Students and faculty at the University of Western Ontario (UWO) are mounting a series of protests against Canadian Blood Services’ (CBS) policy of banning men who have had sex with men from donating blood.

The latest protest took place on Nov 13 when the group Standing Against Queer Discrimination (SAQD) staged a “die-in” outside a CBS blood donor clinic on campus.

That followed SAQD’s demonstration at an information session CBS had held on campus on Nov 9. Protestors wearing black armbands stood and linked arms to protest the CBS policy which bans any man who has had sex with a man even once since 1977 from donating blood.

The information session was organized by the UWO student council which banned all outside media from attending the session. Joshua Ferguson, the codirector of SAQD, says it was an attempt to stifle criticism.

“This was the latest example of a continuing attempt to silence the voices of student advocates arguing for an end to Canada’s outdated policies banning any men who have had sex with men from donating blood,” he wrote in a press release.

During the meeting, students and faculty wearing black arm bands stood and linked arms to express their opposition to the policy.

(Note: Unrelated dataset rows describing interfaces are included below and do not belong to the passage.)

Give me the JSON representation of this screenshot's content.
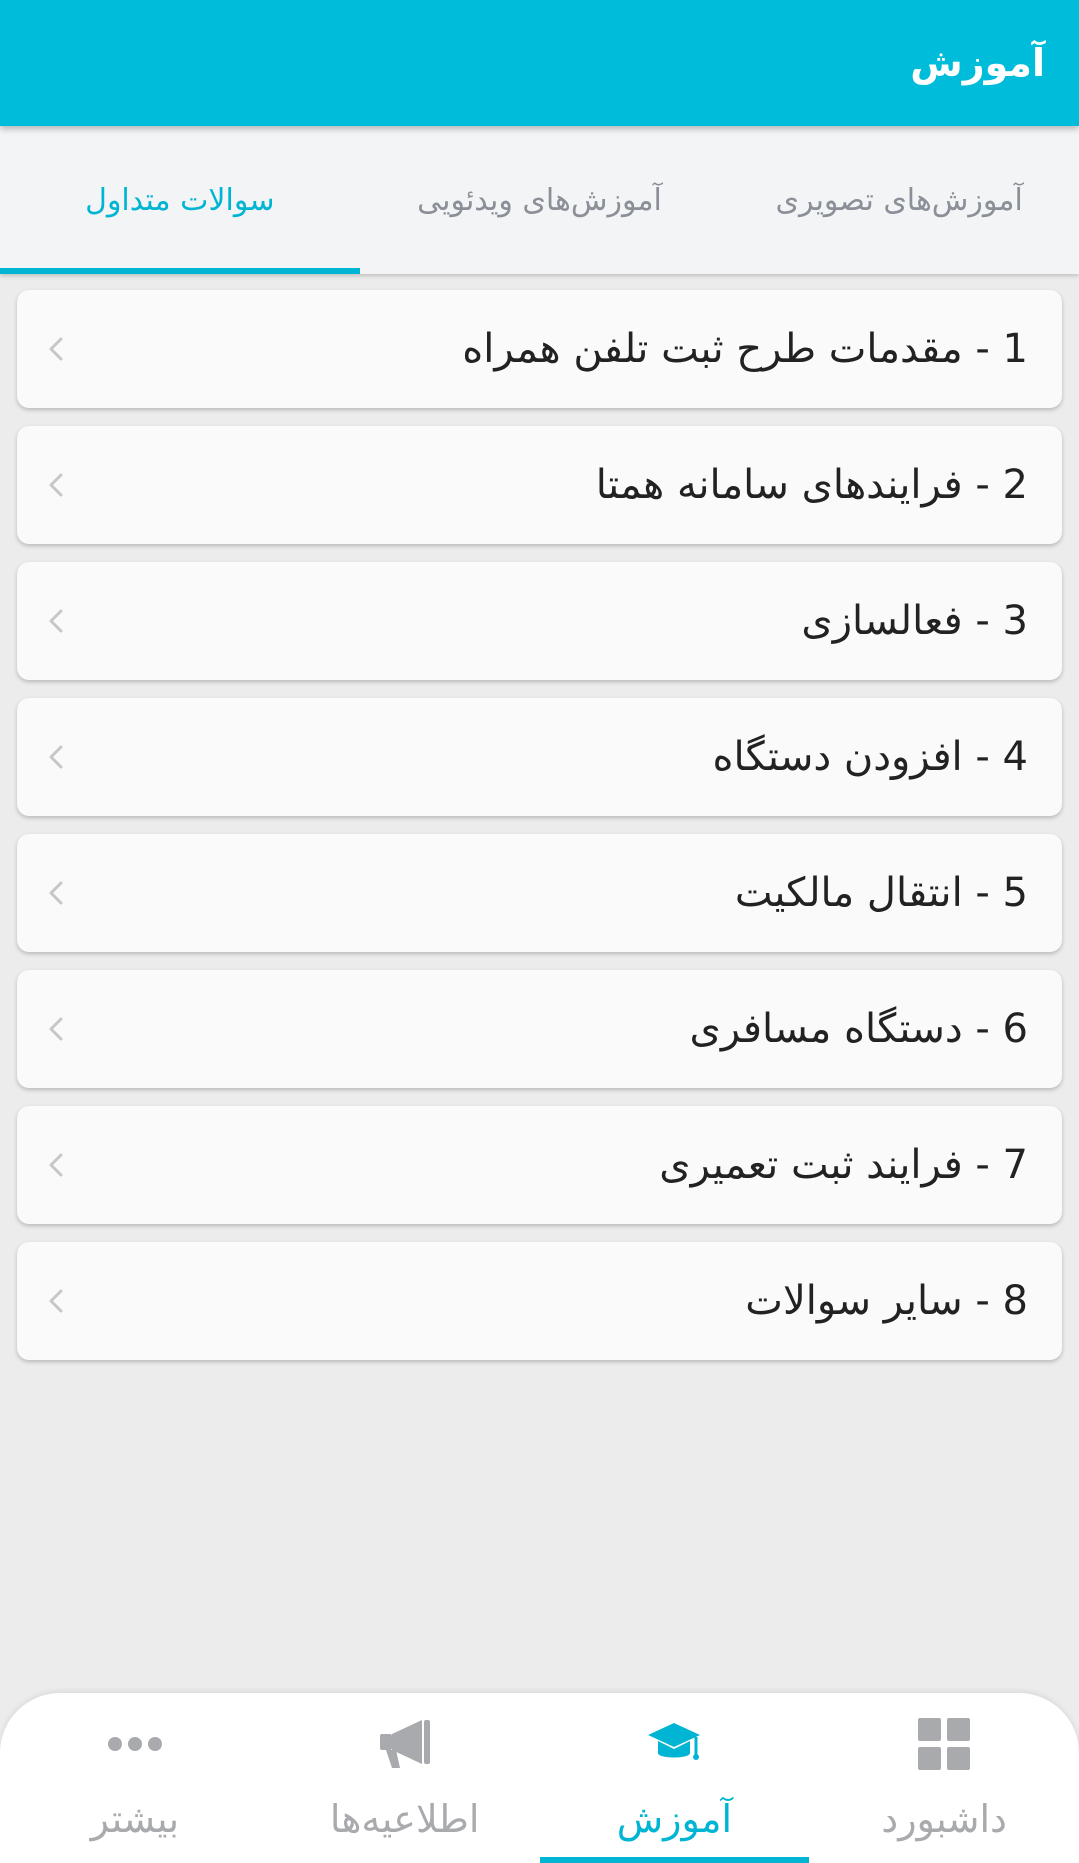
{
  "header": {
    "title": "آموزش"
  },
  "tabs": [
    {
      "label": "آموزش‌های تصویری"
    },
    {
      "label": "آموزش‌های ویدئویی"
    },
    {
      "label": "سوالات متداول"
    }
  ],
  "active_tab": "سوالات متداول",
  "faq_items": [
    {
      "label": "1 - مقدمات طرح ثبت تلفن همراه"
    },
    {
      "label": "2 - فرایندهای سامانه همتا"
    },
    {
      "label": "3 - فعالسازی"
    },
    {
      "label": "4 - افزودن دستگاه"
    },
    {
      "label": "5 - انتقال مالکیت"
    },
    {
      "label": "6 - دستگاه مسافری"
    },
    {
      "label": "7 - فرایند ثبت تعمیری"
    },
    {
      "label": "8 - سایر سوالات"
    }
  ],
  "bottom_nav": [
    {
      "label": "داشبورد",
      "icon": "dashboard-grid-icon"
    },
    {
      "label": "آموزش",
      "icon": "graduation-cap-icon"
    },
    {
      "label": "اطلاعیه‌ها",
      "icon": "megaphone-icon"
    },
    {
      "label": "بیشتر",
      "icon": "more-dots-icon"
    }
  ],
  "active_nav": "آموزش",
  "colors": {
    "primary": "#00bcdb",
    "accent": "#00b5d3",
    "inactive": "#a9aaad",
    "background": "#ececec"
  }
}
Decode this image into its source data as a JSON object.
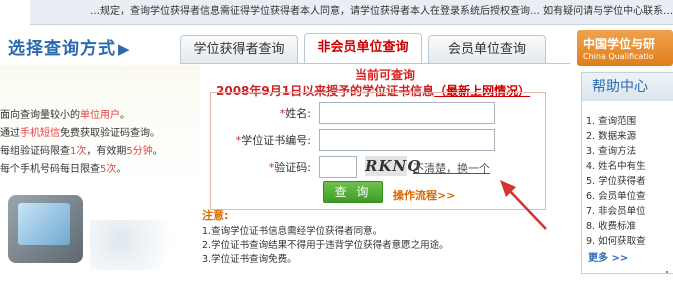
{
  "topbar": {
    "text": "…规定，查询学位获得者信息需征得学位获得者本人同意，请学位获得者本人在登录系统后授权查询… 如有疑问请与学位中心联系…"
  },
  "header": {
    "title": "选择查询方式",
    "arrow": "▶"
  },
  "tabs": [
    {
      "label": "学位获得者查询",
      "active": false
    },
    {
      "label": "非会员单位查询",
      "active": true
    },
    {
      "label": "会员单位查询",
      "active": false
    }
  ],
  "left_panel": {
    "lines": [
      {
        "pre": "面向查询量较小的",
        "hl": "单位用户",
        "post": "。"
      },
      {
        "pre": "通过",
        "hl": "手机短信",
        "post": "免费获取验证码查询。"
      },
      {
        "pre": "每组验证码限查",
        "hl": "1次",
        "post": "，有效期",
        "hl2": "5分钟",
        "post2": "。"
      },
      {
        "pre": "每个手机号码每日限查",
        "hl": "5次",
        "post": "。"
      }
    ]
  },
  "form": {
    "available_label": "当前可查询",
    "since_text": "2008年9月1日以来授予的学位证书信息",
    "since_link": "（最新上网情况）",
    "name_label": "姓名:",
    "cert_label": "学位证书编号:",
    "code_label": "验证码:",
    "star": "*",
    "name_value": "",
    "cert_value": "",
    "code_value": "",
    "captcha_text": "RKNQ",
    "refresh_link": "不清楚，换一个",
    "submit_label": "查 询",
    "flow_link": "操作流程>>"
  },
  "notes": {
    "heading": "注意:",
    "items": [
      "1.查询学位证书信息需经学位获得者同意。",
      "2.学位证书查询结果不得用于违背学位获得者意愿之用途。",
      "3.学位证书查询免费。"
    ]
  },
  "brand": {
    "cn": "中国学位与研",
    "en": "China Qualificatio"
  },
  "help": {
    "title": "帮助中心",
    "items": [
      "1. 查询范围",
      "2. 数据来源",
      "3. 查询方法",
      "4. 姓名中有生",
      "5. 学位获得者",
      "6. 会员单位查",
      "7. 非会员单位",
      "8. 收费标准",
      "9. 如何获取查"
    ],
    "more": "更多 >>"
  },
  "colors": {
    "accent": "#2a6bb0",
    "alert": "#d22222",
    "button": "#4aa82f",
    "arrow": "#d33333"
  }
}
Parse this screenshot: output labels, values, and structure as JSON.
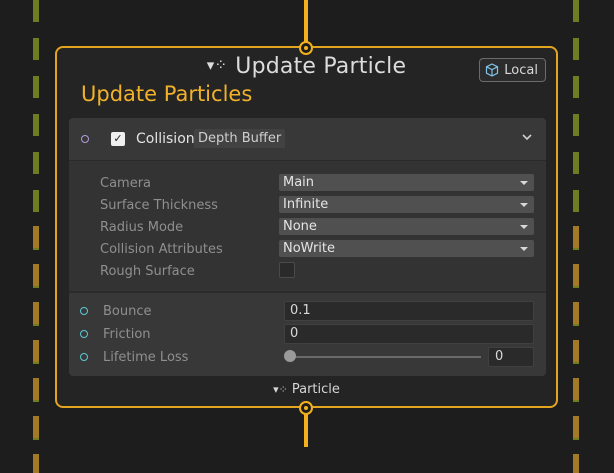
{
  "node": {
    "title": "Update Particle",
    "title_icon": "particle-dots-icon",
    "space_badge": "Local",
    "subtitle": "Update Particles",
    "footer_label": "Particle"
  },
  "block": {
    "enabled": true,
    "title": "Collision",
    "subtitle": "Depth Buffer",
    "settings": [
      {
        "label": "Camera",
        "kind": "dropdown",
        "value": "Main"
      },
      {
        "label": "Surface Thickness",
        "kind": "dropdown",
        "value": "Infinite"
      },
      {
        "label": "Radius Mode",
        "kind": "dropdown",
        "value": "None"
      },
      {
        "label": "Collision Attributes",
        "kind": "dropdown",
        "value": "NoWrite"
      },
      {
        "label": "Rough Surface",
        "kind": "checkbox",
        "value": false
      }
    ],
    "properties": [
      {
        "label": "Bounce",
        "value": "0.1"
      },
      {
        "label": "Friction",
        "value": "0"
      },
      {
        "label": "Lifetime Loss",
        "value": "0",
        "slider_fraction": 0.0
      }
    ]
  },
  "colors": {
    "accent": "#e3a41f",
    "flow_wire": "#f2b11c",
    "slot_purple": "#b39bdc",
    "slot_cyan": "#5bc9d6"
  }
}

SAQD was formed about two months ago to fight the CBS policy which has been in place since 1983. Ferguson claims the group has a membership of about 100 students and faculty. The group is trying to persuade UWO to ban CBS from collecting blood on campus, as Montreal’s McGill University did in 2006 to Hema Quebec, that province’s equivalent organization.

“We had planned a protest but not a loud one,” says Ferguson. “We invited the media thinking, ‘Why would it be a problem?’ We never gave the intention to anyone that we were going to do anything that needed police.”

But at the request of a student council member campus police escorted a cameraman from the A-Channel television station out of the room. However Ferguson says a cameraman with SAQD was allowed to film once he showed he was a UWO student.

James Arthurs, the student council’s vice-president for campus issues, says outside media was not allowed because it was an event for UWO students. Arthurs says he also told the CBS representatives that no outside media would be allowed.

“It would be kind of unfair to tell them that and then let media in,” says Arthurs.

But Cindy Graham, CBS’s regional communications manager for Southern Ontario, who attended the event, says CBS did not want any such ban.

“We were open to any and all reporters,” says Graham.

Graham says CBS approached the UWO student council about holding the meeting because they were aware of opposition to their ban on gay men.

“We understand that students are upset. We respect their opinions. Hopefully we can work together to come up with a solution,” says Graham. “The best way to answer everybody’s questions was to come to campus and answer them.”

But Ferguson says the CBS representatives evaded the questions they were being asked.

“They did a lot of ‘Don’t shoot the messenger.’ They always say that Health Canada is the one that has to change the policy,” says Ferguson.

Graham does point to Health Canada, which regulates CBS, as being the ones that have to change the policy. And even some critics of the CBS policy, including Ontario health minister George Smitherman, agree that Health Canada is the real stumbling block.

But Graham says that CBS has responded to concerns by looking at the issue.

“We’re doing research right now,” says Graham. “We are working with [queer lobby group] Egale, with the Canadian Federation of Students, with the Hemophilia Society.”

CBS did meet with queer groups in April of this year but the policy has remained unchanged so far.

Arthurs says the student council is happy to hear CBS is conducting such research.

“As a council we support the fact that CBS is looking into their policy and whether they can do their research and change the policy,” he says.

A university administrator says UWO has no official policy on the issue.

But Ferguson says SAQD intends to keep up the pressure. The organization held a “die in” outside a CBS blood donor clinic on campus on Nov 13, with protestors carrying tombstones.

“Friday night was not the last thing that’s going to happen,” says Ferguson.